You seem to find safety and security in numbers. Linux is indeed for most of you; most of the 90% don't know it exists. In Australia, ZDNet sent people around in 2009 with a laptop with Linux and KDE on it and told people it was a beta of Windows 7. Not only did users believe it and have no problem using it, but many praised how much better it was than the Vista they were currently using. :-) In Italy a few months ago the same thing was done, this time telling people it was Windows 8, with similar positive reactions. TechRadar also ran an article in which they gathered Windows and Mac users along with Linux ones and had them try out the various Linux desktops. The article mentions that
The overall response from our testers was that KDE felt familiar. Whether it was the layout of the desktop or the Kickoff app launcher, users of other desktop environments as well as other OSes all felt at home with it. No one batted an eyelid at the desktop and almost instinctively headed to Kickoff.
We were amazed by the level of comfort the users experienced with KDE. Even new users were navigating the desktop as though they'd been using it for years.

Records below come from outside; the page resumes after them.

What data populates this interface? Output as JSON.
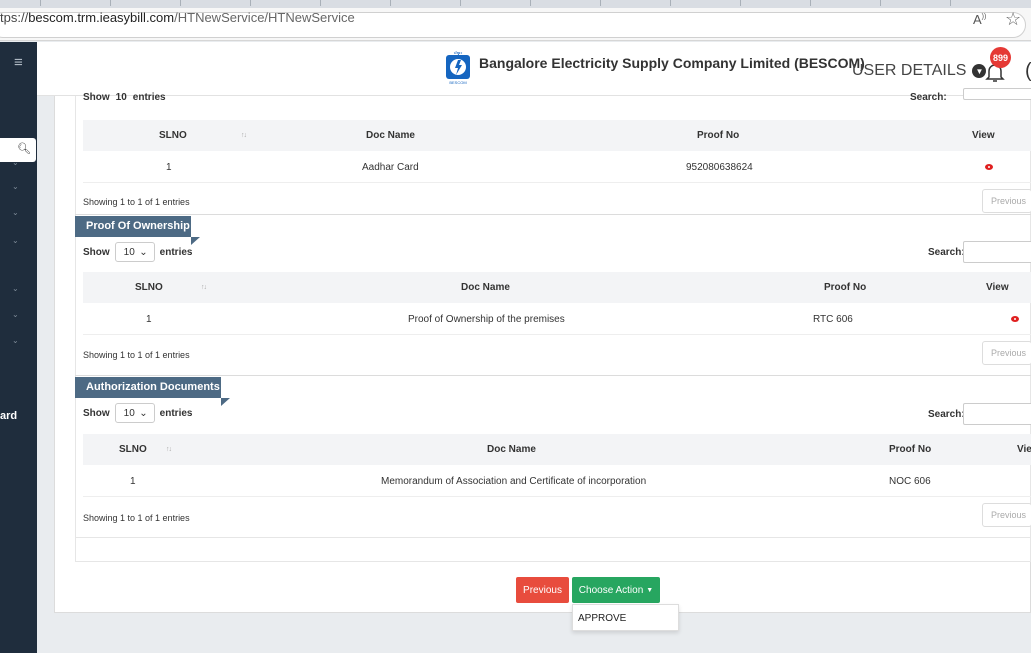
{
  "browser": {
    "url_scheme": "tps://",
    "url_host": "bescom.trm.ieasybill.com",
    "url_path": "/HTNewService/HTNewService",
    "read_aloud_icon": "read-aloud-icon",
    "favorite_icon": "star-icon"
  },
  "header": {
    "company_name": "Bangalore Electricity Supply Company Limited (BESCOM)",
    "user_details_label": "USER DETAILS",
    "notification_count": "899",
    "logo_text": "BESCOM"
  },
  "sidebar": {
    "label_fragment": "ard"
  },
  "top_section": {
    "show_label": "Show",
    "entries_label": "entries",
    "show_value": "10",
    "search_label": "Search:",
    "columns": [
      "SLNO",
      "Doc Name",
      "Proof No",
      "View"
    ],
    "rows": [
      {
        "slno": "1",
        "doc_name": "Aadhar Card",
        "proof_no": "952080638624"
      }
    ],
    "showing_text": "Showing 1 to 1 of 1 entries",
    "previous_label": "Previous"
  },
  "ownership_section": {
    "title": "Proof Of Ownership",
    "show_label": "Show",
    "show_value": "10",
    "entries_label": "entries",
    "search_label": "Search:",
    "columns": [
      "SLNO",
      "Doc Name",
      "Proof No",
      "View"
    ],
    "rows": [
      {
        "slno": "1",
        "doc_name": "Proof of Ownership of the premises",
        "proof_no": "RTC 606"
      }
    ],
    "showing_text": "Showing 1 to 1 of 1 entries",
    "previous_label": "Previous"
  },
  "authorization_section": {
    "title": "Authorization Documents",
    "show_label": "Show",
    "show_value": "10",
    "entries_label": "entries",
    "search_label": "Search:",
    "columns": [
      "SLNO",
      "Doc Name",
      "Proof No",
      "Vie"
    ],
    "rows": [
      {
        "slno": "1",
        "doc_name": "Memorandum of Association and Certificate of incorporation",
        "proof_no": "NOC 606"
      }
    ],
    "showing_text": "Showing 1 to 1 of 1 entries",
    "previous_label": "Previous"
  },
  "actions": {
    "previous_label": "Previous",
    "choose_action_label": "Choose Action",
    "dropdown_items": [
      "APPROVE"
    ]
  },
  "colors": {
    "sidebar_bg": "#1f2d3d",
    "section_tag": "#4d6a84",
    "previous_button": "#e84c3d",
    "choose_action_button": "#27a660",
    "view_icon": "#e02020"
  }
}
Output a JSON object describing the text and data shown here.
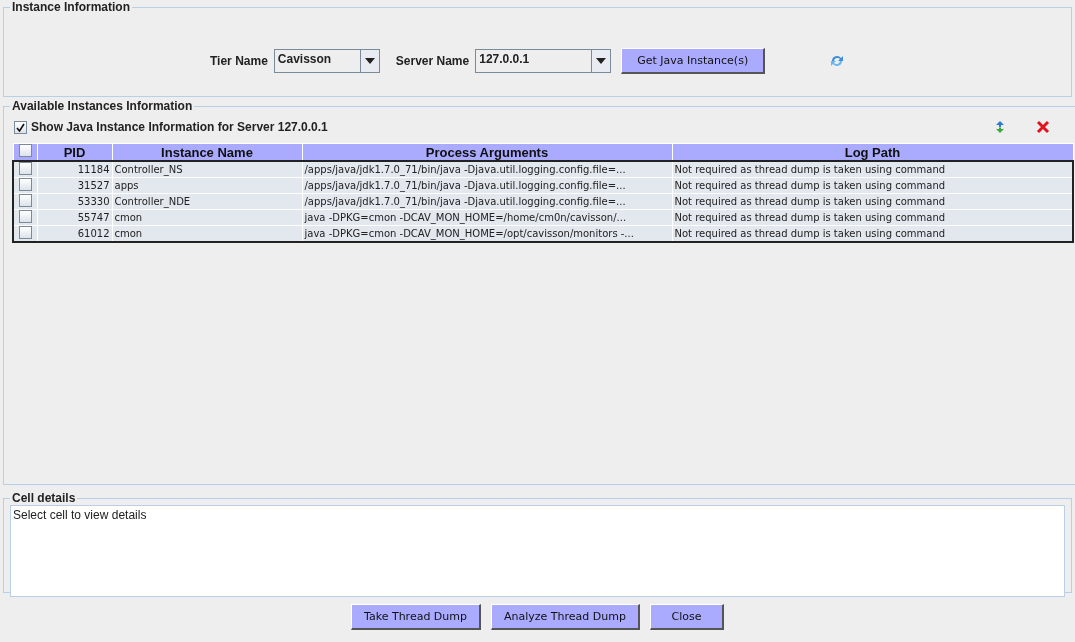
{
  "instance_information": {
    "title": "Instance Information",
    "tier_name": {
      "label": "Tier Name",
      "value": "Cavisson"
    },
    "server_name": {
      "label": "Server Name",
      "value": "127.0.0.1"
    },
    "get_button": "Get Java Instance(s)"
  },
  "available_instances": {
    "title": "Available Instances Information",
    "show_checkbox": {
      "label": "Show Java Instance Information for Server 127.0.0.1",
      "checked": true
    },
    "table": {
      "header_checked": false,
      "columns": [
        "PID",
        "Instance Name",
        "Process Arguments",
        "Log Path"
      ],
      "rows": [
        {
          "checked": false,
          "cells": [
            "11184",
            "Controller_NS",
            "/apps/java/jdk1.7.0_71/bin/java -Djava.util.logging.config.file=...",
            "Not required as thread dump is taken using command"
          ]
        },
        {
          "checked": false,
          "cells": [
            "31527",
            "apps",
            "/apps/java/jdk1.7.0_71/bin/java -Djava.util.logging.config.file=...",
            "Not required as thread dump is taken using command"
          ]
        },
        {
          "checked": false,
          "cells": [
            "53330",
            "Controller_NDE",
            "/apps/java/jdk1.7.0_71/bin/java -Djava.util.logging.config.file=...",
            "Not required as thread dump is taken using command"
          ]
        },
        {
          "checked": false,
          "cells": [
            "55747",
            "cmon",
            "java -DPKG=cmon -DCAV_MON_HOME=/home/cm0n/cavisson/...",
            "Not required as thread dump is taken using command"
          ]
        },
        {
          "checked": false,
          "cells": [
            "61012",
            "cmon",
            "java -DPKG=cmon -DCAV_MON_HOME=/opt/cavisson/monitors -...",
            "Not required as thread dump is taken using command"
          ]
        }
      ]
    }
  },
  "cell_details": {
    "title": "Cell details",
    "text": "Select cell to view details"
  },
  "buttons": [
    "Take Thread Dump",
    "Analyze Thread Dump",
    "Close"
  ]
}
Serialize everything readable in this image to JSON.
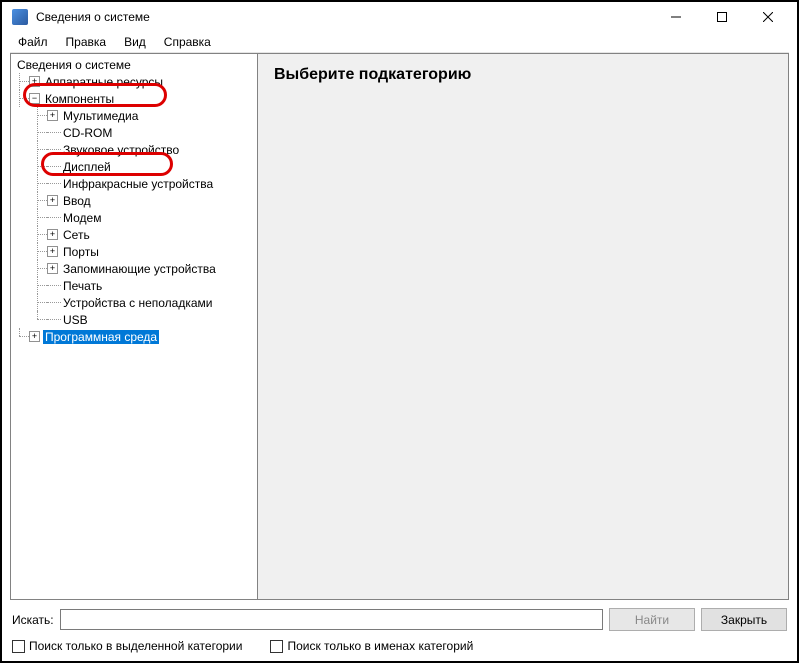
{
  "window": {
    "title": "Сведения о системе"
  },
  "menubar": {
    "file": "Файл",
    "edit": "Правка",
    "view": "Вид",
    "help": "Справка"
  },
  "tree": {
    "root": "Сведения о системе",
    "hardware_resources": "Аппаратные ресурсы",
    "components": "Компоненты",
    "multimedia": "Мультимедиа",
    "cdrom": "CD-ROM",
    "sound": "Звуковое устройство",
    "display": "Дисплей",
    "infrared": "Инфракрасные устройства",
    "input": "Ввод",
    "modem": "Модем",
    "network": "Сеть",
    "ports": "Порты",
    "storage": "Запоминающие устройства",
    "print": "Печать",
    "problem_devices": "Устройства с неполадками",
    "usb": "USB",
    "software_env": "Программная среда"
  },
  "main": {
    "heading": "Выберите подкатегорию"
  },
  "search": {
    "label": "Искать:",
    "placeholder": "",
    "find_btn": "Найти",
    "close_btn": "Закрыть"
  },
  "checks": {
    "only_selected": "Поиск только в выделенной категории",
    "only_names": "Поиск только в именах категорий"
  }
}
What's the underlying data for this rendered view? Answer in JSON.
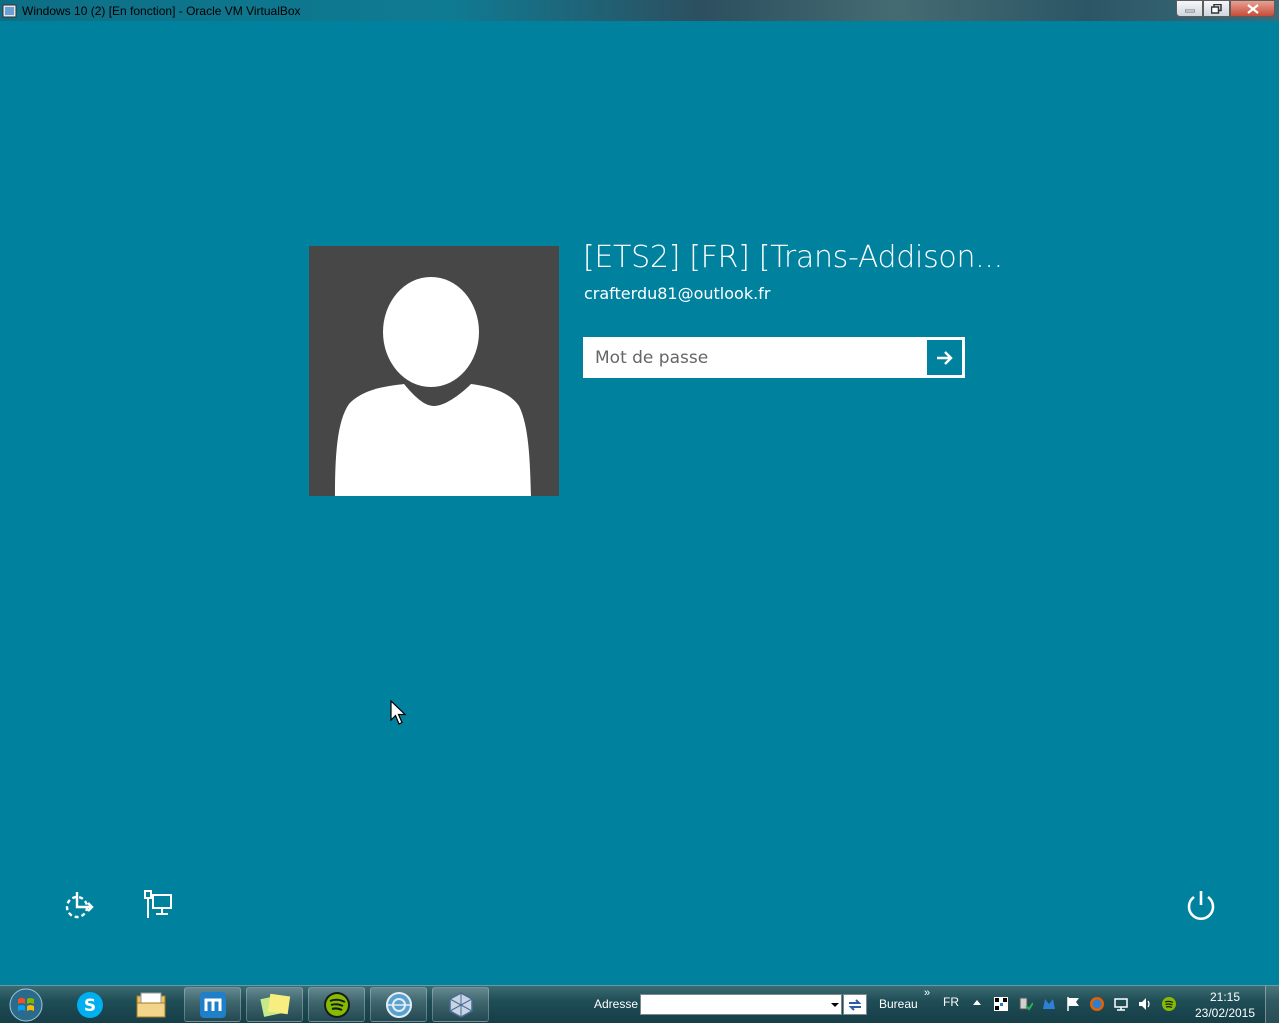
{
  "window": {
    "title": "Windows 10 (2) [En fonction] - Oracle VM VirtualBox"
  },
  "login": {
    "user_name": "[ETS2] [FR] [Trans-Addison...",
    "email": "crafterdu81@outlook.fr",
    "password_placeholder": "Mot de passe"
  },
  "taskbar": {
    "address_label": "Adresse",
    "desktop_label": "Bureau",
    "overflow_chevrons": "»",
    "language": "FR",
    "time": "21:15",
    "date": "23/02/2015",
    "pinned_apps": [
      "start-orb",
      "skype",
      "file-explorer",
      "maxthon",
      "sticky-notes",
      "spotify",
      "network-globe",
      "virtualbox"
    ]
  },
  "colors": {
    "background": "#00829f",
    "avatar_tile": "#474747",
    "text": "#ffffff"
  }
}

Guarino has had a similar experience: "For me and for my customers, KDE 4 is currently first choice. Its well thought-out interfaces allow a user to feel at home with little effort. Users of Windows and OS X have also commented on its polish and ease of use. Business users feel at home in the common desktop metaphor that KDE so beautifully creates. This, coupled with its well-integrated applications, means KDE wows almost every business user I present it to."
When all's said and done, though, every one of our testers was floored by KDE 4.7 across all devices. Only the most basic users noticed that instant messaging and other online services weren't integrated. There was a lot of praise for Activities, which was described as the natural extension to virtual workspaces on the Linux desktop.
So, contrary to your unsupported claims, when put to a real test with real people really using it, KDE impressed just as it impressed Windows users in Australia and Italy. You can't treat the Linux desktop of today like it was 1999 anymore than a critique of Windows should address the flaws of Windows 98. My transition was so smooth that I started testing OpenSUSE 11.4 and was still "testing" it one year later (not having booted back into Windows in the meantime) before I decided to make it official. :-) I can boot in record time into my nicely-configured desktop, read my e-mail, surf the web, connect to a samba Windows network and also use SSH to sync files with my laptop, connect my MTP-based mp3 player and effortlessly upload my latest podcasts to it, do data analysis work with powerful tools like python, R, RapidMiner and LibreOffice and use Firebird SQL and sqlite for managing my data, use VirtualBox for testing of software, manage my e-books and reference papers with tools like calibre, have full disk indexing/search capabilities (down to a .doc file in a zip file in an e-mail attachment) as well as full-disk encryption for security, sync with my camera to download, catalog, tag, geolocate and edit my photos, use GnuCash to manage both personal and business accounts, use XBMC to watch tv shows and movies at night and play games (including several too old to run right on real Windows anymore thanks to the WINE Windows compatibility libraries), all with no "futzing", editing config files, or any of the other things people who haven't tried a modern desktop-oriented linux distro have claimed (and I might have agreed with even a few years ago). That all of this didn't cost me a penny is just icing on the cake.
There's no walled garden here; this garden has an unlocked gate, and somehow the more people who enter the garden, the better it gets via the magic of open source. No one's forced to enter and anyone can leave at any time. You're welcome to stay outside or in a walled garden of your own, but please stop making up stories about how awful it is over the wall. Don't turn your wall into a prison for others.